**WORK REQUEST**. What is needed is the number of lines below that contain the word "person", with no other output.
______________________________
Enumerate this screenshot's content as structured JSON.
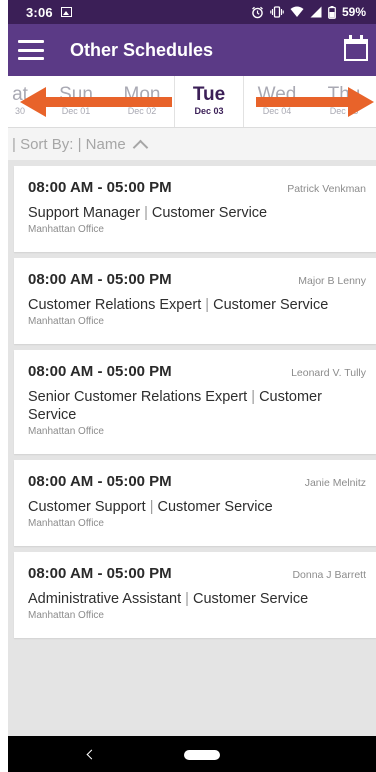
{
  "status_bar": {
    "time": "3:06",
    "battery": "59%"
  },
  "app_bar": {
    "title": "Other Schedules"
  },
  "days": [
    {
      "name": "at",
      "date": "30"
    },
    {
      "name": "Sun",
      "date": "Dec 01"
    },
    {
      "name": "Mon",
      "date": "Dec 02"
    },
    {
      "name": "Tue",
      "date": "Dec 03",
      "selected": true
    },
    {
      "name": "Wed",
      "date": "Dec 04"
    },
    {
      "name": "Thu",
      "date": "Dec 05"
    }
  ],
  "sort_bar": {
    "label": "| Sort By: | Name"
  },
  "schedules": [
    {
      "time": "08:00 AM - 05:00 PM",
      "person": "Patrick Venkman",
      "role": "Support Manager",
      "department": "Customer Service",
      "office": "Manhattan Office"
    },
    {
      "time": "08:00 AM - 05:00 PM",
      "person": "Major B Lenny",
      "role": "Customer Relations Expert",
      "department": "Customer Service",
      "office": "Manhattan Office"
    },
    {
      "time": "08:00 AM - 05:00 PM",
      "person": "Leonard V. Tully",
      "role": "Senior Customer Relations Expert",
      "department": "Customer Service",
      "office": "Manhattan Office"
    },
    {
      "time": "08:00 AM - 05:00 PM",
      "person": "Janie Melnitz",
      "role": "Customer Support",
      "department": "Customer Service",
      "office": "Manhattan Office"
    },
    {
      "time": "08:00 AM - 05:00 PM",
      "person": "Donna J Barrett",
      "role": "Administrative Assistant",
      "department": "Customer Service",
      "office": "Manhattan Office"
    }
  ],
  "colors": {
    "status_bar": "#3b1f57",
    "app_bar": "#5b3a86",
    "arrow": "#e8632a",
    "list_background": "#e4e4e4"
  }
}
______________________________
**EXERCISE SOLUTION**. 5